Extracted information ->
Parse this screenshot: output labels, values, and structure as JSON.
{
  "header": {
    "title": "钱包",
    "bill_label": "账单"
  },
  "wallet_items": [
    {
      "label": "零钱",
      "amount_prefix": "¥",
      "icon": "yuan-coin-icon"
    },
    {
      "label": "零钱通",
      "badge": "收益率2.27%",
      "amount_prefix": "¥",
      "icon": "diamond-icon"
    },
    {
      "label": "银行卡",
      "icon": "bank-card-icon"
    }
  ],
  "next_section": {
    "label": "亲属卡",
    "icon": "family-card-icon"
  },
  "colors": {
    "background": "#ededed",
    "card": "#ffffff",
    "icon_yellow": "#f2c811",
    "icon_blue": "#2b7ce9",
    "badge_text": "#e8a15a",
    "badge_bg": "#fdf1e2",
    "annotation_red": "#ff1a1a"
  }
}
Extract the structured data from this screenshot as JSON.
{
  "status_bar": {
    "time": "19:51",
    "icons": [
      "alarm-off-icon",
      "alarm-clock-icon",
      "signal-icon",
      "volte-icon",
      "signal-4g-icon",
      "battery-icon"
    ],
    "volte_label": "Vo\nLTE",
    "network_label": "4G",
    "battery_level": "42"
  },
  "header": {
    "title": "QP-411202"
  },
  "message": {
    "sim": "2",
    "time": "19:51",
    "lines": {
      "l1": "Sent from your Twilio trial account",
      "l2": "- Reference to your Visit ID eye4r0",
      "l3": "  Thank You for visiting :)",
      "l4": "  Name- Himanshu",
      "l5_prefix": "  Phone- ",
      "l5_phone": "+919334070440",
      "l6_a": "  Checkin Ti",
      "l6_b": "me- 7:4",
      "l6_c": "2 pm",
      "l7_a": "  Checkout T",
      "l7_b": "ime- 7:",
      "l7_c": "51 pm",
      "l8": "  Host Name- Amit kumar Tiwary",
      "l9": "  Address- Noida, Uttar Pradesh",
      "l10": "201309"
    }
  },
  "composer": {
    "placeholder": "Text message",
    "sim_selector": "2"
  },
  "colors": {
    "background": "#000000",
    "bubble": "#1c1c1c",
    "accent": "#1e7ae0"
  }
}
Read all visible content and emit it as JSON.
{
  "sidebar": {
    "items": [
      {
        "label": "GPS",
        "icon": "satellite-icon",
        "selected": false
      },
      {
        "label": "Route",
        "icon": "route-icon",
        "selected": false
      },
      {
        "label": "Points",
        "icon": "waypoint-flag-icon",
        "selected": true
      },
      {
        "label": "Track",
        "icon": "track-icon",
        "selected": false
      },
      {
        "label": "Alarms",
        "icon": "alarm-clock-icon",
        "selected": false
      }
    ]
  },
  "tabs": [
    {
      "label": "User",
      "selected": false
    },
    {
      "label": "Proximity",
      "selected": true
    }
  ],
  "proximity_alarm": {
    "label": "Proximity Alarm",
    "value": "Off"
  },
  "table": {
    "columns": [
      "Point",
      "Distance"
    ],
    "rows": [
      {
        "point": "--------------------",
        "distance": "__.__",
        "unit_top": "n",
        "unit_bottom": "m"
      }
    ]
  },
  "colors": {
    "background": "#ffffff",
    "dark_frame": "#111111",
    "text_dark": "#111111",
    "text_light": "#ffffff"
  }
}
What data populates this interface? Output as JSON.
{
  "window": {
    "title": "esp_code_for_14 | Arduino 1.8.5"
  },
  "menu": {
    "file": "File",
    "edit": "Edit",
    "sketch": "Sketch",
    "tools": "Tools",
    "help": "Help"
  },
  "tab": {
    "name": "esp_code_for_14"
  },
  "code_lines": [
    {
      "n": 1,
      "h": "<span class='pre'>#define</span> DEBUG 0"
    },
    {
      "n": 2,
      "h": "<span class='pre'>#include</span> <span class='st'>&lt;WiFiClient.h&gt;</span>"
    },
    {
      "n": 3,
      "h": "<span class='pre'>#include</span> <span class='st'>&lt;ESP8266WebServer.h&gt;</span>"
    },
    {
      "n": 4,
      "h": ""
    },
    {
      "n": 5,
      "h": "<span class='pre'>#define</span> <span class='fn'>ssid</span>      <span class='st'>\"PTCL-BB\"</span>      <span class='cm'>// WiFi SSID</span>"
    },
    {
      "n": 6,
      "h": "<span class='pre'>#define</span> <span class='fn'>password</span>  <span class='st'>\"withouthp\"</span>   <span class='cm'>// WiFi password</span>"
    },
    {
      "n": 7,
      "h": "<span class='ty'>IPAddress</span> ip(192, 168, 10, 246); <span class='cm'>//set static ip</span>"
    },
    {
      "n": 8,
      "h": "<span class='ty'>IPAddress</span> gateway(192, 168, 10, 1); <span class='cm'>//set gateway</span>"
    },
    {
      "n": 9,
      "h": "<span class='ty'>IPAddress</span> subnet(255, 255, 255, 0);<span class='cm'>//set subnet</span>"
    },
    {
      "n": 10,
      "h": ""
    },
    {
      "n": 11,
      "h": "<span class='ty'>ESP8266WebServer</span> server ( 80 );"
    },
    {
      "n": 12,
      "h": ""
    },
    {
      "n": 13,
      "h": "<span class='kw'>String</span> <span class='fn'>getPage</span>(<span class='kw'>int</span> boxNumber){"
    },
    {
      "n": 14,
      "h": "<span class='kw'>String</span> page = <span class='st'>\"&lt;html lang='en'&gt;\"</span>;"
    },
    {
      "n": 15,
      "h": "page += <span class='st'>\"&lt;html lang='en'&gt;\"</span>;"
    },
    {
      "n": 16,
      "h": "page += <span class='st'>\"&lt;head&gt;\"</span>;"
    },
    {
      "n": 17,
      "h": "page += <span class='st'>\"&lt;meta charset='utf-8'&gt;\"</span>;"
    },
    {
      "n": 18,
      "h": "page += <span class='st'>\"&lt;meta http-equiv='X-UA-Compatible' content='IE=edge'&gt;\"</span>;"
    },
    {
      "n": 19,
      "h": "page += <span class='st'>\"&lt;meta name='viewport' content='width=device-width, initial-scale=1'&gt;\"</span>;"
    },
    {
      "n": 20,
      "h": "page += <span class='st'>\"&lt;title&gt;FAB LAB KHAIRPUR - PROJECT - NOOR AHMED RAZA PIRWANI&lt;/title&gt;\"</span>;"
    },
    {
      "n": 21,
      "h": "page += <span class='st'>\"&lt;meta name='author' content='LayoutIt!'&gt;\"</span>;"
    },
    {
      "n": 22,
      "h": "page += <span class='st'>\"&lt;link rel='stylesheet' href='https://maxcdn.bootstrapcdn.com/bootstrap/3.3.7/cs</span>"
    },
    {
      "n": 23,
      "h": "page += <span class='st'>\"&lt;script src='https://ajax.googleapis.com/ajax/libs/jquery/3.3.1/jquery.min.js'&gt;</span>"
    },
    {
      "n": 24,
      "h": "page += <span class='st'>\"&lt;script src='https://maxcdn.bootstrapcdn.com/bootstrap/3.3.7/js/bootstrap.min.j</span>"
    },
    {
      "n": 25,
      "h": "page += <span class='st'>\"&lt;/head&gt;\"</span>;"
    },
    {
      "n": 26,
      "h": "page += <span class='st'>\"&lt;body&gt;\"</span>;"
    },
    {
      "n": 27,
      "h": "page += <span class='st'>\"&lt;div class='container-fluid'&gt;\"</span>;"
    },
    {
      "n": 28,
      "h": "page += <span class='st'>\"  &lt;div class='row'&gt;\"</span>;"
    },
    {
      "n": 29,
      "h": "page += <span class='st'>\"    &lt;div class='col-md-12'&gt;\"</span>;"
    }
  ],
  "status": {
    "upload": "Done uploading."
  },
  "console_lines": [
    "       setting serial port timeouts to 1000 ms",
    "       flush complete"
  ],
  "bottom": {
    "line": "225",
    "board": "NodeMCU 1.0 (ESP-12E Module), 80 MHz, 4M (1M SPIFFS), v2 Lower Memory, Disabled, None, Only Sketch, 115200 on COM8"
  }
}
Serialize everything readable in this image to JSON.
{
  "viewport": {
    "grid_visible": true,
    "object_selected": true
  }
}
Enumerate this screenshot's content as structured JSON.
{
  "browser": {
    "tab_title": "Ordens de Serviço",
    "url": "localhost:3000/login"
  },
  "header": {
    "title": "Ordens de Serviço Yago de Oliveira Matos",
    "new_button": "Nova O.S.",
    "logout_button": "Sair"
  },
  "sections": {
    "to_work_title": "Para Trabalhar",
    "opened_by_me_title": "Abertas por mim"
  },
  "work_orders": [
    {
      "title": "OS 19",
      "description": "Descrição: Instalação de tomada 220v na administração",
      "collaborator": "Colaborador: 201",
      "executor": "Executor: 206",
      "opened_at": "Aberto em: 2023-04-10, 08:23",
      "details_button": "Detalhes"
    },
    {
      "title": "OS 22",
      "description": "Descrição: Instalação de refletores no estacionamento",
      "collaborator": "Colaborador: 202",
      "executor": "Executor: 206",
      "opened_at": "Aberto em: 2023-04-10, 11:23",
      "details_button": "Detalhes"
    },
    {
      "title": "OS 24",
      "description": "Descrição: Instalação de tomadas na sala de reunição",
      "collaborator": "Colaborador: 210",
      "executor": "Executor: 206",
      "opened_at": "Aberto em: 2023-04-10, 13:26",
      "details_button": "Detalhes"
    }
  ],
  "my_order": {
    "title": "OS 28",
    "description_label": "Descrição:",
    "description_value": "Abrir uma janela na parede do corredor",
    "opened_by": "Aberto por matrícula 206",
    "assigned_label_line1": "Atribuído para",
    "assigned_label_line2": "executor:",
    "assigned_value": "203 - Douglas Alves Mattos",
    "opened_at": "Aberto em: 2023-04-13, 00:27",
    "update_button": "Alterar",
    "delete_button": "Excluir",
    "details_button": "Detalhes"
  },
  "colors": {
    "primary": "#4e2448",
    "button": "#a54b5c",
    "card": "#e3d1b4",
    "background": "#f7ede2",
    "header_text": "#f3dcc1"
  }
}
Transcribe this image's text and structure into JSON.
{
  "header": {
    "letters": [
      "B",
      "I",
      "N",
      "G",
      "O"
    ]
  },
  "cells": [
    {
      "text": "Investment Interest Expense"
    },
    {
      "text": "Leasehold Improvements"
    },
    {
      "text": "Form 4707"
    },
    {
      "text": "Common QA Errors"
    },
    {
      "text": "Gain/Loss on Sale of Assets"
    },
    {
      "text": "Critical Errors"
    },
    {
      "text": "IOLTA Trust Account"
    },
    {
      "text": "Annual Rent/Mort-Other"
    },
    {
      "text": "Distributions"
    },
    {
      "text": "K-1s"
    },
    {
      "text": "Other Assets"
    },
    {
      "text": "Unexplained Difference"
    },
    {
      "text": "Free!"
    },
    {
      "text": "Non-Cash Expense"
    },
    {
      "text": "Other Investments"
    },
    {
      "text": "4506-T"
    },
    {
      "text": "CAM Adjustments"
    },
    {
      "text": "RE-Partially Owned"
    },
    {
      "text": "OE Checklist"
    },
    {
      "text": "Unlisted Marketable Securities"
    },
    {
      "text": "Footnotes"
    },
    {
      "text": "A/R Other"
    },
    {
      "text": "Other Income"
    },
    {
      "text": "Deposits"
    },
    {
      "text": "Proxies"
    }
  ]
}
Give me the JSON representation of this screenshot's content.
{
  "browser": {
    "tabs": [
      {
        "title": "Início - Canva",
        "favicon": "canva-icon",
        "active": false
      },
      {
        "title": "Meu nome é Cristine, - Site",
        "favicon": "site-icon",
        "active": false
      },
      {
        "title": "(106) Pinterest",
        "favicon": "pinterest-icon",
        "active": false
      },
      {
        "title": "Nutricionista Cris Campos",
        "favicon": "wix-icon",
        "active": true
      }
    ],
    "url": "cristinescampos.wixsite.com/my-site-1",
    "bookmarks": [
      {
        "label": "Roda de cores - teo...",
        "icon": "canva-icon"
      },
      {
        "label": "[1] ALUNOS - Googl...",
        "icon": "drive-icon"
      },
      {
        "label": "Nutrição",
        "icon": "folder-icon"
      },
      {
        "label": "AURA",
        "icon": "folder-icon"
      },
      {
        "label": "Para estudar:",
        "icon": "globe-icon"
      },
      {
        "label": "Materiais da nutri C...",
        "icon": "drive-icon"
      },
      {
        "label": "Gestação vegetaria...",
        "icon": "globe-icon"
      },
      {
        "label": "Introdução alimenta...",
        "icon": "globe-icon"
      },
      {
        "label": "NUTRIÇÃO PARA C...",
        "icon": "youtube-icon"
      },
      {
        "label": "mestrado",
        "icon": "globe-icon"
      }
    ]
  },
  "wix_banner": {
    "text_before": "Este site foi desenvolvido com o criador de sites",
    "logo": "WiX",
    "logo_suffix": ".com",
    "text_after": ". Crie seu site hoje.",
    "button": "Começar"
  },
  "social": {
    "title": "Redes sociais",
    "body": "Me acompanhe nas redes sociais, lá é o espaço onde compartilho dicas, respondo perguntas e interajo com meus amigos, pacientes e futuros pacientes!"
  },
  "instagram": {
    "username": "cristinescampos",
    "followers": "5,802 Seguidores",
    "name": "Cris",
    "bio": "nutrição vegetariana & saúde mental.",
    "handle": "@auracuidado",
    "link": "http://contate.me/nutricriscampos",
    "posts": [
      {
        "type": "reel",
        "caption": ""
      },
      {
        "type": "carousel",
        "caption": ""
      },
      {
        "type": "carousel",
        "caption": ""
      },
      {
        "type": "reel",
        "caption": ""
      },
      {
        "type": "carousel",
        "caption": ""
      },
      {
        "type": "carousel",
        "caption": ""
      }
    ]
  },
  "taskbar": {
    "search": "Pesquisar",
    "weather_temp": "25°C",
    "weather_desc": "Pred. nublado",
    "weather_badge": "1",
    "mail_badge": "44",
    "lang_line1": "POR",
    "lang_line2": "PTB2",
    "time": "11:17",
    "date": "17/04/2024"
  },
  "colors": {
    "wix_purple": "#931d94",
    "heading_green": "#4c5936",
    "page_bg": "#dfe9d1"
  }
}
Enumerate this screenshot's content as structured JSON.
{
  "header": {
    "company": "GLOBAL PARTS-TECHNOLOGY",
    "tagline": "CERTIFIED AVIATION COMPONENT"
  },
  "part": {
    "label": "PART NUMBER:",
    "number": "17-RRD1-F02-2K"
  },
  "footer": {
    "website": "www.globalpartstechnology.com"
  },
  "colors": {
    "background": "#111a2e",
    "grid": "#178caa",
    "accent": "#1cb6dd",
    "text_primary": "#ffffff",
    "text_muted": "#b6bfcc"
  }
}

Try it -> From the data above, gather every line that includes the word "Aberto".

Response box ->
      "opened_at": "Aberto em: 2023-04-10, 08:23",
      "opened_at": "Aberto em: 2023-04-10, 11:23",
      "opened_at": "Aberto em: 2023-04-10, 13:26",
    "opened_by": "Aberto por matrícula 206",
    "opened_at": "Aberto em: 2023-04-13, 00:27",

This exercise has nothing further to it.